86. Access to water resources was governed by the Israeli-Palestinian Interim Agreement on the West Bank and the Gaza Strip, which contained provisions relating to the allocation of water and established a joint water committee in which all decisions must be reached by consensus. In 2009, the amount of available water for Palestinians had been 129 cubic metres per capita and consumption had been 95 cubic metres per capita; the corresponding figures in Israel proper had been 153 cubic metres and 137 cubic metres respectively. Those data did not indicate de facto or de jure segregation either implicitly or explicitly.
87. Mr. Thornberry asked for further clarification as to whether the concept of discrimination applied in Israeli law was based only on intention, whether there was a generic criminal law offence of incitement to religious hatred, and why the concept of indigenous peoples had been rejected in Israeli law and practice.
88. Mr. Kut said that he would outline some of the issues that the Committee would examine when adopting its concluding observations. They included the applicability of the Convention to all territories under the State party’s effective control; the absence of general provisions concerning the right to equality and the prohibition of racial discrimination in the Basic Law; and the issue of a law on incitement to racial discrimination.

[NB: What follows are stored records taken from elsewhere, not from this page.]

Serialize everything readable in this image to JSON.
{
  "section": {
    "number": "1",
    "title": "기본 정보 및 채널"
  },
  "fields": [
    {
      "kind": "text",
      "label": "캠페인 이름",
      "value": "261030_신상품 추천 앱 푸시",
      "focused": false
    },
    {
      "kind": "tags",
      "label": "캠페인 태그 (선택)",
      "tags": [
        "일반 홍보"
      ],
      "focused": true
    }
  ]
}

89. Particular attention would be given to a number of challenges faced by certain vulnerable groups within Israel. With regard to the Palestinians and Palestinian citizens of Israel, the Committee would consider the application of the Citizenship Law and planning and zoning measures. It would also address the situation of the Bedouin, in particular with respect to their political participation and the right to education. Issues relating to Jewish minorities would also be examined, including access to education and work, cultural perceptions and certain religious issues. With respect to migrant workers, questions remained concerning citizens of hostile States and allegations of segregation affecting the children of asylum-seekers and migrant children.
90. Other major areas of concern included the availability of remedies in cases of racial discrimination; the lack of enforcement in cases of incitement of racial hatred; and allegations of racial discrimination against asylum-seekers. Another important issue was that of the territories under the State party’s effective control. He understood perfectly well the relationship between sovereignty, jurisdiction and territory; however, while legal intricacies might explain certain Government actions satisfactorily, there was a distinction to be made when they constituted a smokescreen for Government policy. The relevance of article 3 would have to be addressed, as would issues relating to planning and zoning in the Occupied Palestinian Territory, security and the protection of human rights and access to water. Committee members would also raise the issue of the occupied Syrian Golan Heights, in particular with respect to unequal access to land and resources and family reunification.
91. He expressed concern about the deterioration of the political climate in Israel, as reflected by racism in public discourse, the actions of some ministries, the words and deeds of some members of the Knesset, and increasingly visible Jewish fundamentalism.
92. Mr. Leshno-Yaar (Israel) thanked the members of the Committee for their comments and questions. At the core of many of the issues that had been discussed was the geostrategic situation in which Israel had found itself during the previous seven decades; once there was peace, many of the problems would disappear. He hoped that there would soon be peace between Israel and its neighbours, so that other issues could be discussed within the framework of the Committee.
The meeting rose at 1.05 p.m.